All of Rodríguez's strengths, though, comes in a player with an uncommon amount of experience. She has been training with her national team since she was an 11-year-old. she debuted at senior level in 2008, has accumulated 70 caps, and has played in a World Cup. She was the MAC Hermann Trophy winner as collegiate soccer’s best player during her last year at Penn State, and in her first professional season (2016), she was the NWSL’s Rookie of the Year. Four years of NWSL experience feels between a lifetime and nothing, but the wealth of time Rodríguez put in to get to Penn State and Sky Blue makes her an especially experienced 26-year-old.

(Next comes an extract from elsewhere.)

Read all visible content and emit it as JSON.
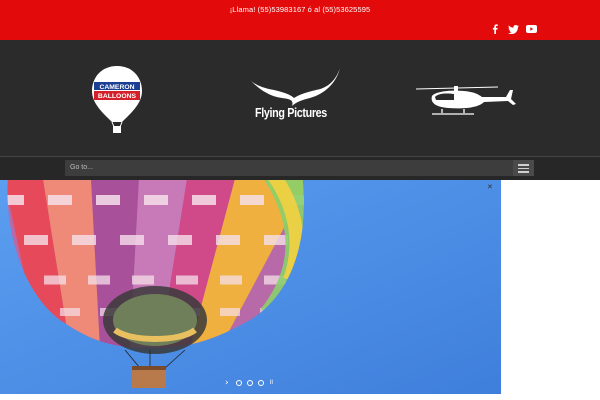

On top of all that is her pure availability. The paragraphs, above, may just feel like a post expounding on a new player’s qualities, and under the heading of that new player’s website, that expounding may feel hagiographical. Fair enough, but in all those qualities, Rodríguez does have undeniable value. Whether you feel that value is as high as I do, it is still rare that one midfielder be able to contribute in all those ways. Horan is another that fits those labels, and while it would be excessive to start, skill by skill, comparing Rodríguez and Horan, how many midfielders in the NWSL are truly that versatile? Form that list – and it won’t take long – and you see why Rodríguez was such a priority for Portland.

Those priorities, though, had two big costs, the first of which was Midge Purce. Purce’s place with the United States national team in Tampa, Florida, right now says everything you need to know about her value, but if more context is needed, now her eight goals in 2019 placed her in the NWSL’s top five in that category, a spot she achieved in her first full-time stint as a starting forward. Over the course of three years, the Harvard product has gone from a debut season in Boston to fighting for a spot at right back in Portland, to a player whose contributions at a different position (forward) were essential to her team’s ability to survive their World Cup absences. What's more, Purce’s steady, self-driven improvement makes it easy to imagine another significant step forward next season; and, after that, another.

As much as Purce’s 2019 breakout was rightly celebrated, the underpinnings were slightly ignored. Because the 24-year-old’s potential had been evident since she debuted with Boston as a first-round draft pick in 2017, her eight-goal season was more exciting than surprising. But Purce didn’t enter her third campaign with any guarantees of playing time, and after working through early-season injuries, she had to win a place among Portland’s starters. Even after success during the team’s World Cup absences, a spot in the team’s XI wasn’t assured, with both Foord and Hayley Raso due back for the season’s most important months. Yet for most of that time, Purce retained her place in the team’s XI, and while Mark Parsons’ quest for late-season answers eventually changed his lineup, Purce deserves recognition for the battles she won. There were things she had to earn before earning her goals. All of those were testaments to her work.

That work, though, deserves an opportunity. She should get that at Sky Blue. Whether her national-team path means that opportunity is at forward or right back, those chances are more likely to come in New Jersey than Oregon. The Thorns are in a position where they have to make tough choices about players like Sonnett, Foord and Purce – players whose values allow them to acquire quality pieces that can reshape their roster. Sky Blue is in a position to use one of those pieces to acquire the potential of Purce.

Combine Purce’s value with that of a first-round pick, and Portland’s deal with Sky Blue marks the second big price the Thorns have paid today. At this point in the team’s success cycle, though, these are the costs that have to be paid. Some areas needed change. Other areas allow the team to deal from depth. In both cases, rare targets required steep prices to bring them to Portland.